▶ **Task statement**: Write every record below out exactly; no images.

*** Supplied data Section Begins ***

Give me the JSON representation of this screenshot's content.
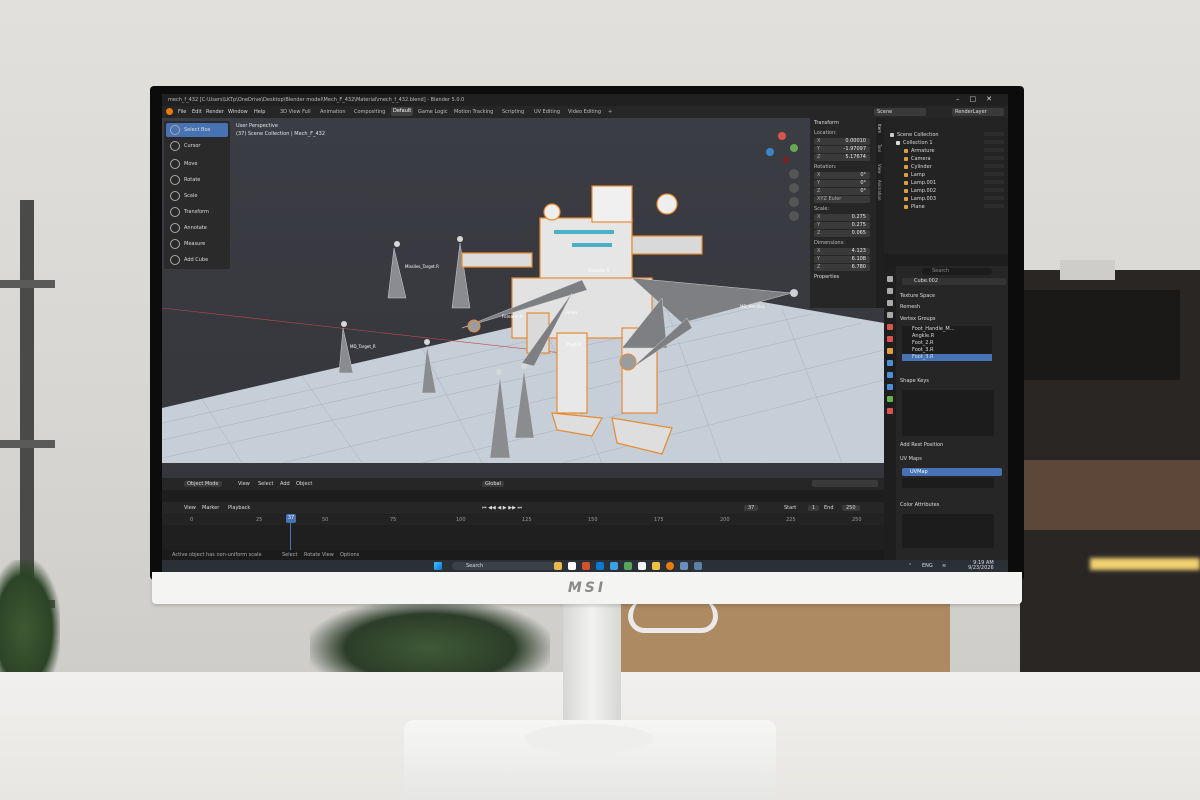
{
  "window": {
    "title": "mech_f_432 [C:\\Users\\LKTp\\OneDrive\\Desktop\\Blender model\\Mech_F_432\\Material\\mech_f_432.blend] - Blender 5.0.0",
    "controls": [
      "–",
      "□",
      "✕"
    ]
  },
  "menubar": {
    "items": [
      "File",
      "Edit",
      "Render",
      "Window",
      "Help"
    ],
    "workspaces": [
      "3D View Full",
      "Animation",
      "Compositing",
      "Default",
      "Game Logic",
      "Motion Tracking",
      "Scripting",
      "UV Editing",
      "Video Editing"
    ],
    "active_workspace": "Default",
    "add_tab": "+",
    "scene_field": "Scene",
    "view_layer_field": "RenderLayer"
  },
  "toolbar": {
    "tools": [
      {
        "label": "Select Box",
        "icon": "select-box-icon",
        "active": true
      },
      {
        "label": "Cursor",
        "icon": "cursor-icon"
      },
      {
        "label": "Move",
        "icon": "move-icon"
      },
      {
        "label": "Rotate",
        "icon": "rotate-icon"
      },
      {
        "label": "Scale",
        "icon": "scale-icon"
      },
      {
        "label": "Transform",
        "icon": "transform-icon"
      },
      {
        "label": "Annotate",
        "icon": "annotate-icon"
      },
      {
        "label": "Measure",
        "icon": "measure-icon"
      },
      {
        "label": "Add Cube",
        "icon": "add-cube-icon"
      }
    ]
  },
  "viewport": {
    "perspective": "User Perspective",
    "collection": "(37) Scene Collection | Mech_F_432",
    "labels": {
      "missiles_target": "Missiles_Target.R",
      "md_target": "MD_Target_R",
      "md_handle": "MD_HandleL",
      "shoulder": "Shoulder.R",
      "forearm": "Forearm.R",
      "thigh": "Thigh.R",
      "pelvis": "Pelvis"
    },
    "header": {
      "mode": "Object Mode",
      "menus": [
        "View",
        "Select",
        "Add",
        "Object"
      ],
      "orientation": "Global"
    }
  },
  "n_panel": {
    "section": "Transform",
    "location_label": "Location:",
    "location": [
      {
        "axis": "X",
        "value": "0.00010"
      },
      {
        "axis": "Y",
        "value": "-1.97097"
      },
      {
        "axis": "Z",
        "value": "5.17674"
      }
    ],
    "rotation_label": "Rotation:",
    "rotation": [
      {
        "axis": "X",
        "value": "0°"
      },
      {
        "axis": "Y",
        "value": "0°"
      },
      {
        "axis": "Z",
        "value": "0°"
      }
    ],
    "rotation_mode": "XYZ Euler",
    "scale_label": "Scale:",
    "scale": [
      {
        "axis": "X",
        "value": "0.275"
      },
      {
        "axis": "Y",
        "value": "0.275"
      },
      {
        "axis": "Z",
        "value": "0.065"
      }
    ],
    "dimensions_label": "Dimensions:",
    "dimensions": [
      {
        "axis": "X",
        "value": "4.123"
      },
      {
        "axis": "Y",
        "value": "6.108"
      },
      {
        "axis": "Z",
        "value": "6.780"
      }
    ],
    "properties_label": "Properties",
    "side_tabs": [
      "Item",
      "Tool",
      "View",
      "Animation"
    ]
  },
  "timeline": {
    "menus": [
      "View",
      "Marker",
      "Playback"
    ],
    "current_frame": "37",
    "start_label": "Start",
    "start": "1",
    "end_label": "End",
    "end": "250",
    "ruler": [
      "0",
      "25",
      "37",
      "50",
      "75",
      "100",
      "125",
      "150",
      "175",
      "200",
      "225",
      "250"
    ]
  },
  "statusbar": {
    "message": "Active object has non-uniform scale",
    "hints": [
      "Select",
      "Rotate View",
      "Options"
    ],
    "version": "5.0.0"
  },
  "outliner": {
    "root": "Scene Collection",
    "collection": "Collection 1",
    "items": [
      "Armature",
      "Camera",
      "Cylinder",
      "Lamp",
      "Lamp.001",
      "Lamp.002",
      "Lamp.003",
      "Plane"
    ]
  },
  "properties": {
    "search_placeholder": "Search",
    "object_name": "Cube.002",
    "sections": {
      "texture_space": "Texture Space",
      "remesh": "Remesh",
      "vertex_groups": "Vertex Groups",
      "shape_keys": "Shape Keys",
      "add_rest_position": "Add Rest Position",
      "uv_maps": "UV Maps",
      "color_attributes": "Color Attributes"
    },
    "vertex_groups": [
      "Foot_Handle_M...",
      "Angkle.R",
      "Foot_2.R",
      "Foot_3.R",
      "Foot_3.R"
    ],
    "selected_vertex_group": 4,
    "uv_map": "UVMap"
  },
  "taskbar": {
    "search": "Search",
    "language": "ENG",
    "time": "9:19 AM",
    "date": "9/23/2026"
  },
  "monitor": {
    "brand": "msi"
  },
  "colors": {
    "accent": "#4772b3",
    "selection_orange": "#e88a2e",
    "viewport_bg": "#3b3d44",
    "floor": "#c9d1da"
  }
}
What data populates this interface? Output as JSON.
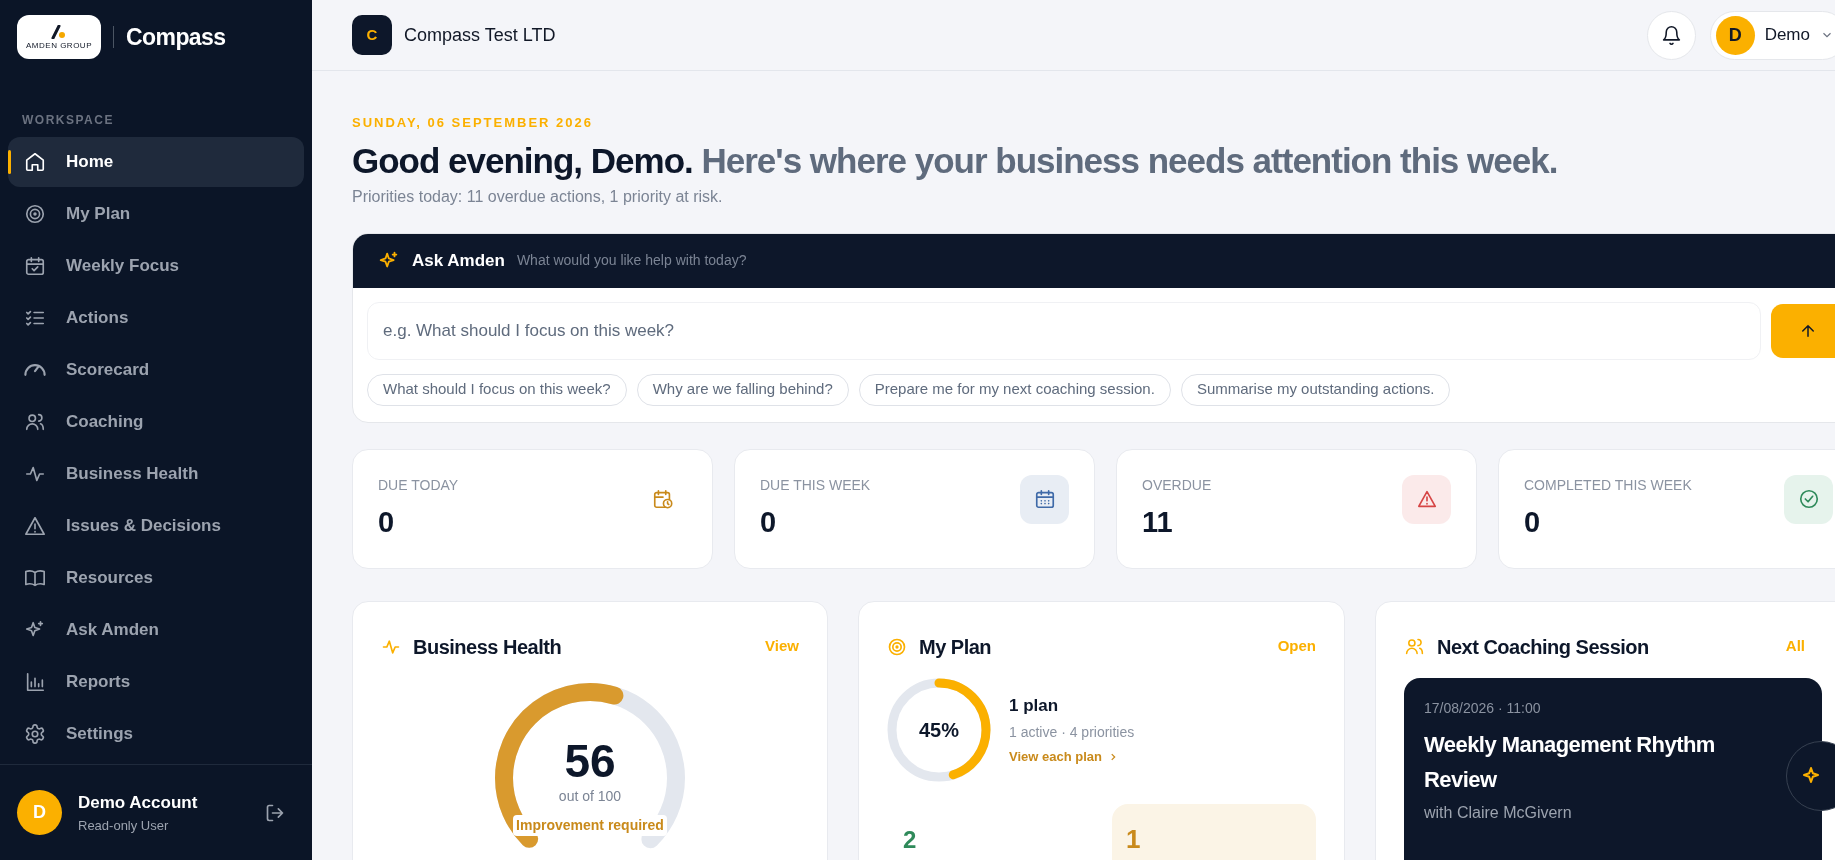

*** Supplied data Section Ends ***

▶ **Solved problem**:
Give me the JSON representation of this screenshot's content.
{
  "window": {
    "title": "mech_f_432 [C:\\Users\\LKTp\\OneDrive\\Desktop\\Blender model\\Mech_F_432\\Material\\mech_f_432.blend] - Blender 5.0.0",
    "controls": [
      "–",
      "□",
      "✕"
    ]
  },
  "menubar": {
    "items": [
      "File",
      "Edit",
      "Render",
      "Window",
      "Help"
    ],
    "workspaces": [
      "3D View Full",
      "Animation",
      "Compositing",
      "Default",
      "Game Logic",
      "Motion Tracking",
      "Scripting",
      "UV Editing",
      "Video Editing"
    ],
    "active_workspace": "Default",
    "add_tab": "+",
    "scene_field": "Scene",
    "view_layer_field": "RenderLayer"
  },
  "toolbar": {
    "tools": [
      {
        "label": "Select Box",
        "icon": "select-box-icon",
        "active": true
      },
      {
        "label": "Cursor",
        "icon": "cursor-icon"
      },
      {
        "label": "Move",
        "icon": "move-icon"
      },
      {
        "label": "Rotate",
        "icon": "rotate-icon"
      },
      {
        "label": "Scale",
        "icon": "scale-icon"
      },
      {
        "label": "Transform",
        "icon": "transform-icon"
      },
      {
        "label": "Annotate",
        "icon": "annotate-icon"
      },
      {
        "label": "Measure",
        "icon": "measure-icon"
      },
      {
        "label": "Add Cube",
        "icon": "add-cube-icon"
      }
    ]
  },
  "viewport": {
    "perspective": "User Perspective",
    "collection": "(37) Scene Collection | Mech_F_432",
    "labels": {
      "missiles_target": "Missiles_Target.R",
      "md_target": "MD_Target_R",
      "md_handle": "MD_HandleL",
      "shoulder": "Shoulder.R",
      "forearm": "Forearm.R",
      "thigh": "Thigh.R",
      "pelvis": "Pelvis"
    },
    "header": {
      "mode": "Object Mode",
      "menus": [
        "View",
        "Select",
        "Add",
        "Object"
      ],
      "orientation": "Global"
    }
  },
  "n_panel": {
    "section": "Transform",
    "location_label": "Location:",
    "location": [
      {
        "axis": "X",
        "value": "0.00010"
      },
      {
        "axis": "Y",
        "value": "-1.97097"
      },
      {
        "axis": "Z",
        "value": "5.17674"
      }
    ],
    "rotation_label": "Rotation:",
    "rotation": [
      {
        "axis": "X",
        "value": "0°"
      },
      {
        "axis": "Y",
        "value": "0°"
      },
      {
        "axis": "Z",
        "value": "0°"
      }
    ],
    "rotation_mode": "XYZ Euler",
    "scale_label": "Scale:",
    "scale": [
      {
        "axis": "X",
        "value": "0.275"
      },
      {
        "axis": "Y",
        "value": "0.275"
      },
      {
        "axis": "Z",
        "value": "0.065"
      }
    ],
    "dimensions_label": "Dimensions:",
    "dimensions": [
      {
        "axis": "X",
        "value": "4.123"
      },
      {
        "axis": "Y",
        "value": "6.108"
      },
      {
        "axis": "Z",
        "value": "6.780"
      }
    ],
    "properties_label": "Properties",
    "side_tabs": [
      "Item",
      "Tool",
      "View",
      "Animation"
    ]
  },
  "timeline": {
    "menus": [
      "View",
      "Marker",
      "Playback"
    ],
    "current_frame": "37",
    "start_label": "Start",
    "start": "1",
    "end_label": "End",
    "end": "250",
    "ruler": [
      "0",
      "25",
      "37",
      "50",
      "75",
      "100",
      "125",
      "150",
      "175",
      "200",
      "225",
      "250"
    ]
  },
  "statusbar": {
    "message": "Active object has non-uniform scale",
    "hints": [
      "Select",
      "Rotate View",
      "Options"
    ],
    "version": "5.0.0"
  },
  "outliner": {
    "root": "Scene Collection",
    "collection": "Collection 1",
    "items": [
      "Armature",
      "Camera",
      "Cylinder",
      "Lamp",
      "Lamp.001",
      "Lamp.002",
      "Lamp.003",
      "Plane"
    ]
  },
  "properties": {
    "search_placeholder": "Search",
    "object_name": "Cube.002",
    "sections": {
      "texture_space": "Texture Space",
      "remesh": "Remesh",
      "vertex_groups": "Vertex Groups",
      "shape_keys": "Shape Keys",
      "add_rest_position": "Add Rest Position",
      "uv_maps": "UV Maps",
      "color_attributes": "Color Attributes"
    },
    "vertex_groups": [
      "Foot_Handle_M...",
      "Angkle.R",
      "Foot_2.R",
      "Foot_3.R",
      "Foot_3.R"
    ],
    "selected_vertex_group": 4,
    "uv_map": "UVMap"
  },
  "taskbar": {
    "search": "Search",
    "language": "ENG",
    "time": "9:19 AM",
    "date": "9/23/2026"
  },
  "monitor": {
    "brand": "msi"
  },
  "colors": {
    "accent": "#4772b3",
    "selection_orange": "#e88a2e",
    "viewport_bg": "#3b3d44",
    "floor": "#c9d1da"
  }
}
What data populates this interface? Output as JSON.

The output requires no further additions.